That said, however, you don't want the warm and fuzzy feeling you get from paying down the mortgage to disadvantage you in a financial sense. So before I devote any meaningful amount of my resources to early payment of a mortgage, I'd want to be sure I'm maxing out retirement plans like my 401(k) and IRAs, and that I've got a decent size nest egg going.
I'm all for going into retirement without a big monthly mortgage payment, but I also want to have a decent investment portfolio to dip into as a supplement to Social Security.
Granted, prepaying your mortgage would mean you'll have your home equity as a cushion. But while certainly accessible, home equity isn't as easily tapped as liquid investments. And besides, I wouldn't want my retirement security riding primarily on my home.
So my advice is to first make sure you're maxing out your retirement savings plans and make sure you're on track toward a comfortable retirement. Once you've got that front covered, you can start paying off that mortgage more quickly to reap those psychological benefits you find so appealing.

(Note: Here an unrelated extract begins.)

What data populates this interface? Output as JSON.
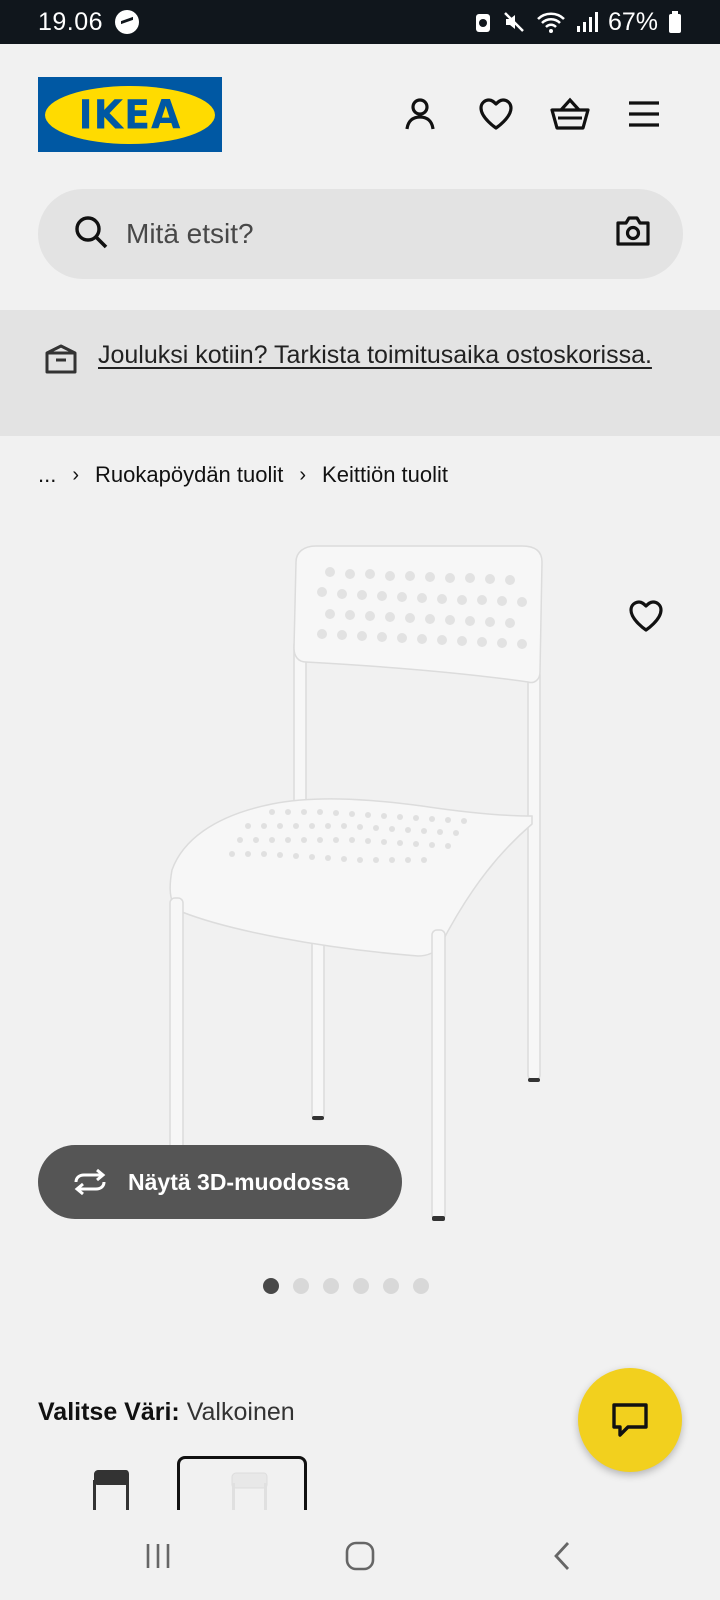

And one final note: If you do pay off that home loan, use the monthly cash flow that's freed up as a way to ramp up your retirement savings, not as an invitation to spend more. After all, going into retirement with a nice big six- or seven-figure investment portfolio you can draw on whenever you need it can be quite psychologically soothing too.